Records provided:
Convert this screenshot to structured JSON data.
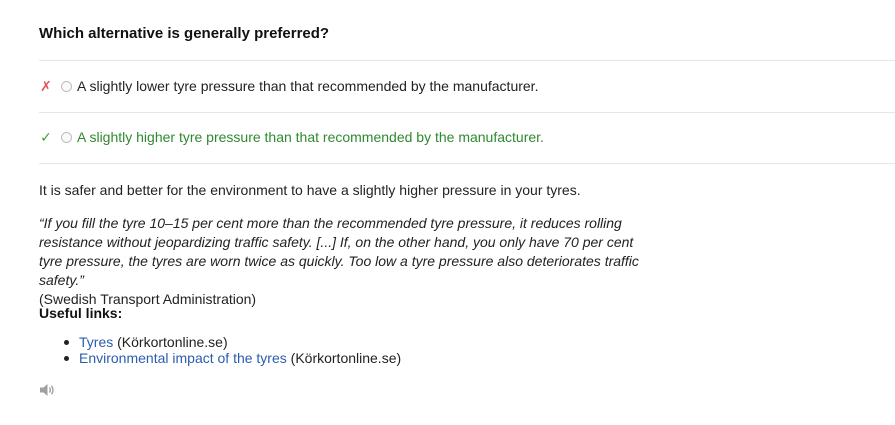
{
  "question": "Which alternative is generally preferred?",
  "answers": [
    {
      "mark": "✗",
      "mark_icon": "cross-icon",
      "text": "A slightly lower tyre pressure than that recommended by the manufacturer.",
      "status": "incorrect"
    },
    {
      "mark": "✓",
      "mark_icon": "check-icon",
      "text": "A slightly higher tyre pressure than that recommended by the manufacturer.",
      "status": "correct"
    }
  ],
  "explanation": "It is safer and better for the environment to have a slightly higher pressure in your tyres.",
  "quote": {
    "text": "“If you fill the tyre 10–15 per cent more than the recommended tyre pressure, it reduces rolling resistance without jeopardizing traffic safety. [...] If, on the other hand, you only have 70 per cent tyre pressure, the tyres are worn twice as quickly. Too low a tyre pressure also deteriorates traffic safety.”",
    "source": "(Swedish Transport Administration)"
  },
  "links_heading": "Useful links:",
  "links": [
    {
      "label": "Tyres",
      "suffix": " (Körkortonline.se)"
    },
    {
      "label": "Environmental impact of the tyres",
      "suffix": " (Körkortonline.se)"
    }
  ],
  "audio": {
    "icon": "speaker-icon"
  },
  "colors": {
    "wrong_mark": "#e05656",
    "correct_mark": "#3aa03a",
    "correct_text": "#2f8a2f",
    "link": "#2a5db0"
  }
}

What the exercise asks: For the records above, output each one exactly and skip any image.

Reply to the task:
Convert this screenshot to structured JSON data.
{
  "question": "Which alternative is generally preferred?",
  "answers": [
    {
      "mark": "✗",
      "mark_icon": "cross-icon",
      "text": "A slightly lower tyre pressure than that recommended by the manufacturer.",
      "status": "incorrect"
    },
    {
      "mark": "✓",
      "mark_icon": "check-icon",
      "text": "A slightly higher tyre pressure than that recommended by the manufacturer.",
      "status": "correct"
    }
  ],
  "explanation": "It is safer and better for the environment to have a slightly higher pressure in your tyres.",
  "quote": {
    "text": "“If you fill the tyre 10–15 per cent more than the recommended tyre pressure, it reduces rolling resistance without jeopardizing traffic safety. [...] If, on the other hand, you only have 70 per cent tyre pressure, the tyres are worn twice as quickly. Too low a tyre pressure also deteriorates traffic safety.”",
    "source": "(Swedish Transport Administration)"
  },
  "links_heading": "Useful links:",
  "links": [
    {
      "label": "Tyres",
      "suffix": " (Körkortonline.se)"
    },
    {
      "label": "Environmental impact of the tyres",
      "suffix": " (Körkortonline.se)"
    }
  ],
  "audio": {
    "icon": "speaker-icon"
  },
  "colors": {
    "wrong_mark": "#e05656",
    "correct_mark": "#3aa03a",
    "correct_text": "#2f8a2f",
    "link": "#2a5db0"
  }
}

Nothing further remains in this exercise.